Hateful: Noize From The Streets
Intriguingly clever fifth album from Glaswegian punk rock stalwarts on Dutch/German label. Louder Than War’s Joe Whyte reviews.
Do not be in any way fooled by the title. This is not any old cliched street-punk type album. From the front cover artwork which is a painting called The Enraged Musician by William Hogarth from 1741, to the bookends of pop-smart instrumentals (Eingang and Ausgang) opening and closing the album, this has depth and class from beginning to end. There are not many punk rock groups comfortable with strings, keys and acoustic guitars embellishing their records but Hateful pull it off tastefully and with aplomb.
Hateful have been around a fair old while. Songwriter and frontman Alex King and drummer Kev Mac (who was in Oi Polloi for a time) have played with each other in bands for years. Bass man Mekon was at various times a Revillo, a Cretin and is currently also in fellow Glasgow veterans Fire Exit. New boy Alex Aiken (who joined on guitar last year) was in Ex Cathedra, so there’s a fair bit of pedigree there.
Hateful are so much more than the sum of their parts, however. This is a punk album by definition but it’s so refreshing to hear a band of this ilk taking some chances and pushing themselves as well and as far as Hateful have done on “Noize”.
They’re great musicians; of that have no doubt. Kev’s snare cracks and precision fills are Topper Headon at his best. Mekon is one of the great punk bassists; his looping, pulsing basslines keep the songs momentum while adding a frisson of an almost jazz feel. The two Alex’s guitars chop and wind sinuously around each other with Aiken’s Mick Jones classicism adding a lovely melodic texture. King’s vocals are raw, rough and nicotine-stained. The band tell me he often brings the songs to them fully-formed with backing vocals and harmonies ready to go. That level of detail is immediately apparent. The energy of the songs rarely lets up and at times there’s a real angst and pathos to the writing.
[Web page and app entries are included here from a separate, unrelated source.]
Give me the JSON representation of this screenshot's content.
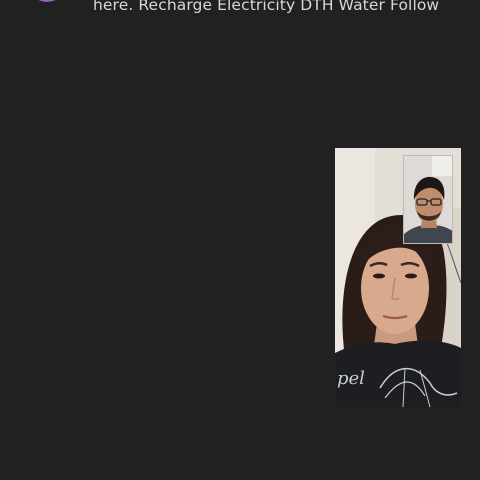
{
  "notification": {
    "text": "here. Recharge Electricity DTH Water Follow",
    "avatar_color": "#9c5fb5"
  },
  "call": {
    "background_color": "#212121",
    "main_video_icon": "remote-participant-video",
    "pip_video_icon": "self-view-video"
  }
}
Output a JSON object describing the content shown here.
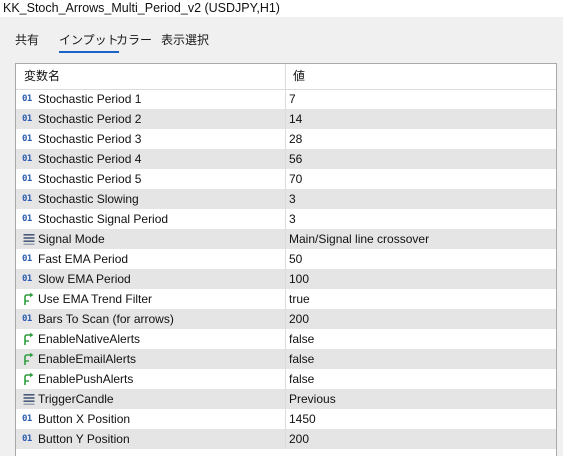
{
  "window": {
    "title": "KK_Stoch_Arrows_Multi_Period_v2 (USDJPY,H1)"
  },
  "tabs": [
    {
      "label": "共有",
      "active": false
    },
    {
      "label": "インプット",
      "active": true
    },
    {
      "label": "カラー",
      "active": false
    },
    {
      "label": "表示選択",
      "active": false
    }
  ],
  "table": {
    "header": {
      "name": "変数名",
      "value": "値"
    },
    "rows": [
      {
        "icon": "integer-icon",
        "icon_text": "01",
        "name": "Stochastic Period 1",
        "value": "7"
      },
      {
        "icon": "integer-icon",
        "icon_text": "01",
        "name": "Stochastic Period 2",
        "value": "14"
      },
      {
        "icon": "integer-icon",
        "icon_text": "01",
        "name": "Stochastic Period 3",
        "value": "28"
      },
      {
        "icon": "integer-icon",
        "icon_text": "01",
        "name": "Stochastic Period 4",
        "value": "56"
      },
      {
        "icon": "integer-icon",
        "icon_text": "01",
        "name": "Stochastic Period 5",
        "value": "70"
      },
      {
        "icon": "integer-icon",
        "icon_text": "01",
        "name": "Stochastic Slowing",
        "value": "3"
      },
      {
        "icon": "integer-icon",
        "icon_text": "01",
        "name": "Stochastic Signal Period",
        "value": "3"
      },
      {
        "icon": "enum-icon",
        "name": "Signal Mode",
        "value": "Main/Signal line crossover"
      },
      {
        "icon": "integer-icon",
        "icon_text": "01",
        "name": "Fast EMA Period",
        "value": "50"
      },
      {
        "icon": "integer-icon",
        "icon_text": "01",
        "name": "Slow EMA Period",
        "value": "100"
      },
      {
        "icon": "boolean-icon",
        "name": "Use EMA Trend Filter",
        "value": "true"
      },
      {
        "icon": "integer-icon",
        "icon_text": "01",
        "name": "Bars To Scan (for arrows)",
        "value": "200"
      },
      {
        "icon": "boolean-icon",
        "name": "EnableNativeAlerts",
        "value": "false"
      },
      {
        "icon": "boolean-icon",
        "name": "EnableEmailAlerts",
        "value": "false"
      },
      {
        "icon": "boolean-icon",
        "name": "EnablePushAlerts",
        "value": "false"
      },
      {
        "icon": "enum-icon",
        "name": "TriggerCandle",
        "value": "Previous"
      },
      {
        "icon": "integer-icon",
        "icon_text": "01",
        "name": "Button X Position",
        "value": "1450"
      },
      {
        "icon": "integer-icon",
        "icon_text": "01",
        "name": "Button Y Position",
        "value": "200"
      }
    ]
  },
  "colors": {
    "accent": "#1a64c8",
    "integer_icon": "#2a5db0",
    "boolean_icon": "#2e9e3e",
    "enum_icon": "#4a5a7a",
    "row_alt": "#e5e5e5",
    "panel_bg": "#f0f0f0"
  }
}
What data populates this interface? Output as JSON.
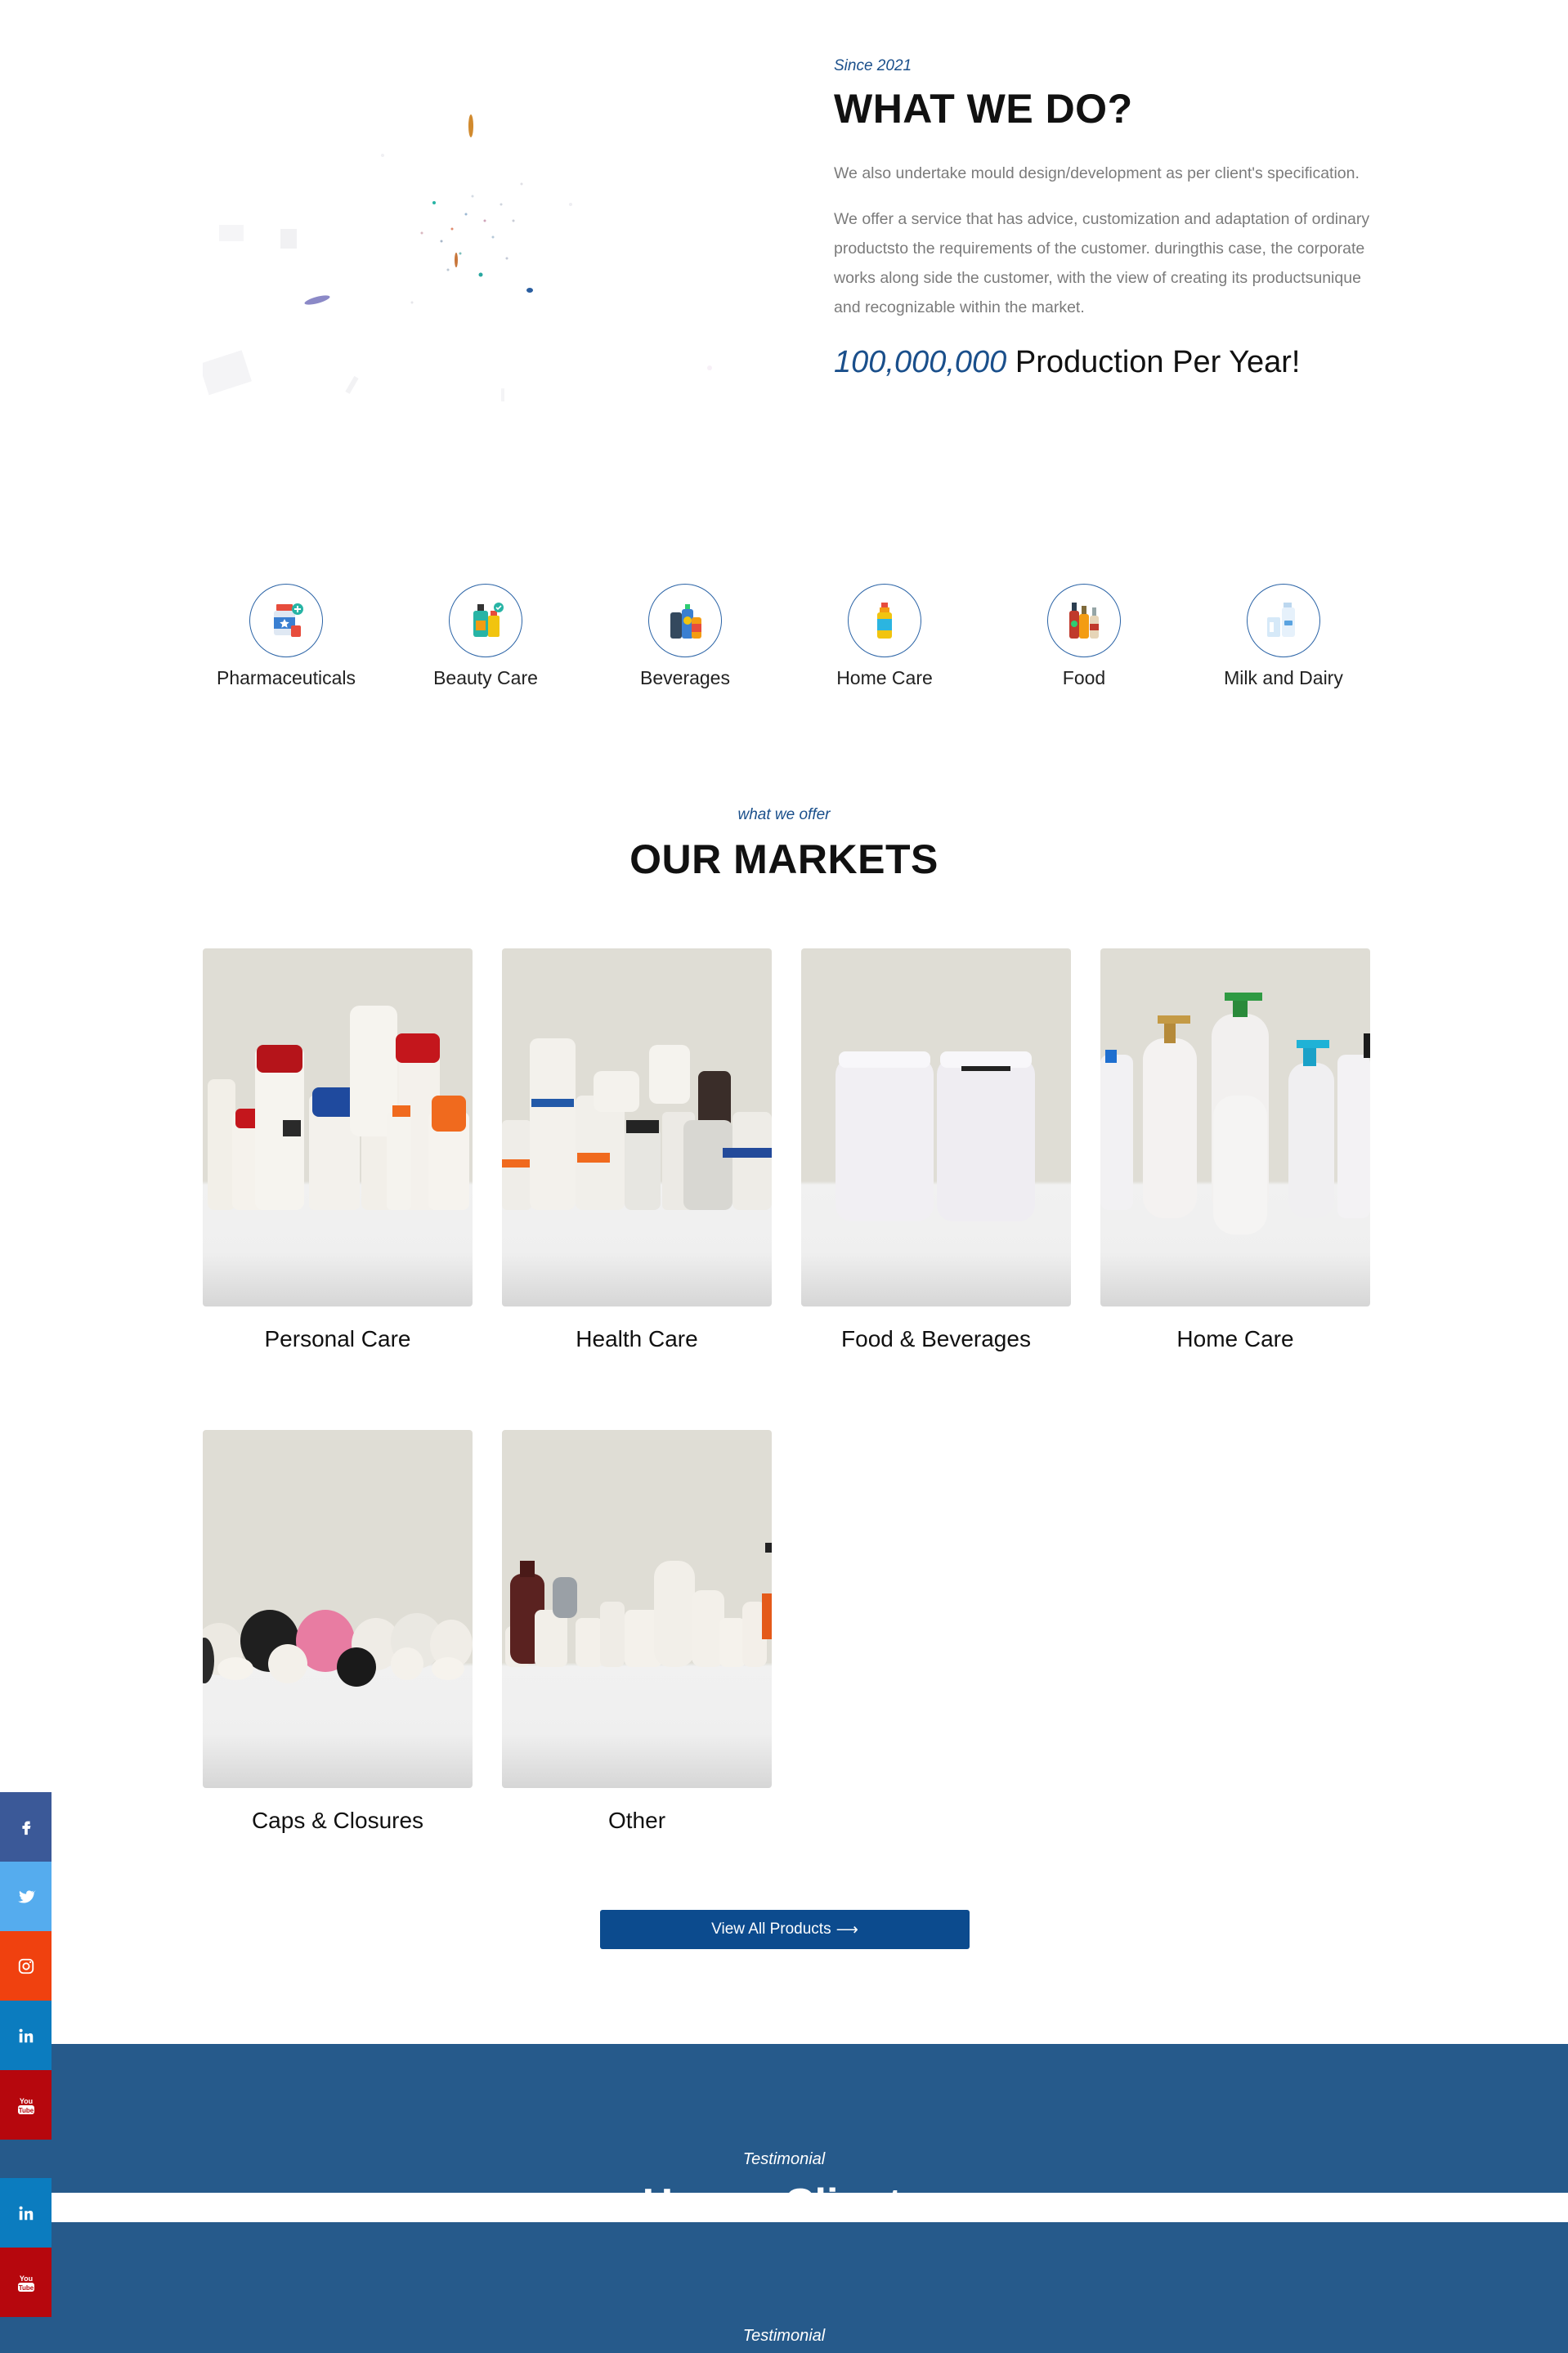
{
  "what_we_do": {
    "since": "Since 2021",
    "title": "WHAT WE DO?",
    "paragraph1": "We also undertake mould design/development as per client's specification.",
    "paragraph2": "We offer a service that has advice, customization and adaptation of ordinary productsto the requirements of the customer. duringthis case, the corporate works along side the customer, with the view of creating its productsunique and recognizable within the market.",
    "production_number": "100,000,000",
    "production_label": " Production Per Year!"
  },
  "categories": [
    {
      "label": "Pharmaceuticals",
      "icon": "pharmaceuticals-icon"
    },
    {
      "label": "Beauty Care",
      "icon": "beauty-care-icon"
    },
    {
      "label": "Beverages",
      "icon": "beverages-icon"
    },
    {
      "label": "Home Care",
      "icon": "home-care-icon"
    },
    {
      "label": "Food",
      "icon": "food-icon"
    },
    {
      "label": "Milk and Dairy",
      "icon": "milk-dairy-icon"
    }
  ],
  "markets": {
    "subtitle": "what we offer",
    "title": "OUR MARKETS",
    "items": [
      {
        "label": "Personal Care"
      },
      {
        "label": "Health Care"
      },
      {
        "label": "Food & Beverages"
      },
      {
        "label": "Home Care"
      },
      {
        "label": "Caps & Closures"
      },
      {
        "label": "Other"
      }
    ],
    "view_all_label": "View All Products",
    "view_all_arrow": "⟶"
  },
  "testimonial": {
    "subtitle": "Testimonial",
    "title": "Happy Clients"
  },
  "social": [
    {
      "name": "facebook",
      "icon": "facebook-icon",
      "color": "#3b5998"
    },
    {
      "name": "twitter",
      "icon": "twitter-icon",
      "color": "#55acee"
    },
    {
      "name": "instagram",
      "icon": "instagram-icon",
      "color": "#f0410f"
    },
    {
      "name": "linkedin",
      "icon": "linkedin-icon",
      "color": "#0b7cbf"
    },
    {
      "name": "youtube",
      "icon": "youtube-icon",
      "color": "#b6070d"
    }
  ],
  "colors": {
    "accent": "#1a4f8b",
    "button": "#0c4b8e",
    "band": "#265a8b"
  }
}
“Bulletproof” which is about fallen comrade Dougie McLean is, to all intents and purposes, a sizzling pop-punk tune (and should be the lead single if the band have any sense!) and is typical; underneath the fizzing pop and boisterous crackle of the song is a lyric that is world-weary, melancholic and wracked with emotion. It’s very much a fitting and elegiac tribute to their friend and former band-mate. The tongue-in-cheek fade out which is a nod to “Down In the Tube Station At Midnight” is a compelling touch.
The Art Of The State clocks in at an impressive eight-odd minutes. With time signature changes and a gently picked acoustic guitar opening it’s a world away from the typically glum cliches of punk rock in the 21st Century. Hateful have clearly taken influence from across the spectrum of music (Aiken is locally notorious as a bit of a 70’s prog fan as well as an original punk face!) and have deployed lots of clever twists and turns in the album. There’s elements of The Clash, bits of SLF, little touches of The Manics and a modicum of the boot-boy glam of Slade. “Let’s Go” cheekily lift the coda from Motorhead’s R.A.M.O.N.E.S in a tribute to the ever-lasting excellence of Da Brudders and the ska-infused “Caught In The Sound” is simply glorious. It lifts off into orbit about two minutes in, just as you think it’s reached the end, with a sizzling punkoid energy. It’s about (I think) gigs at the old Glasgow Apollo and lyrically captures the sweat, rush and pending violence of the old fleapit just about perfectly.
“Static” is a paean to listening to the much-missed John Peel (and in fact starts with a little sample of his voice) and others and again seems to just about capture that teenage speed-rush and excitement of finding something new that was yours and yours alone among the “static” of the boredom of daytime radio. The chants of “ten till midnight!” throughout the track seethe and elevate at the same time. “Hit And Run Away” is a protest punk song with teeth and more than a hint of The Ruts in its DNA.
“Happy Now” features the aforementioned strings and acoustic which follow an a-capella verse from King. This is another almost-epic and shows the strength of this band in all of its songwriting power and prowess. The tone remains slightly reflective; that’s a theme in a few of the songs but it really suits the band and the album. It has the feel of some of Manic Street Preachers post-Richey albums in its almost-grandeur. This is a truly unexpected turn from Hateful- they’ve taken the decision to expand their signature sound and it’s been unbelievably successful.
The title track of the album is more standard fare-three minutes of blistering punk rock. Lyrically, it seems to bemoan the state of music and the lack of risk-takers in the modern game. Thankfully, we’ve got old guys like these doing it for the young pretenders. Take a bow Hateful, you’ve made the album of your lives.
All words by Joe Whyte. You can find more from Joe in his author archive.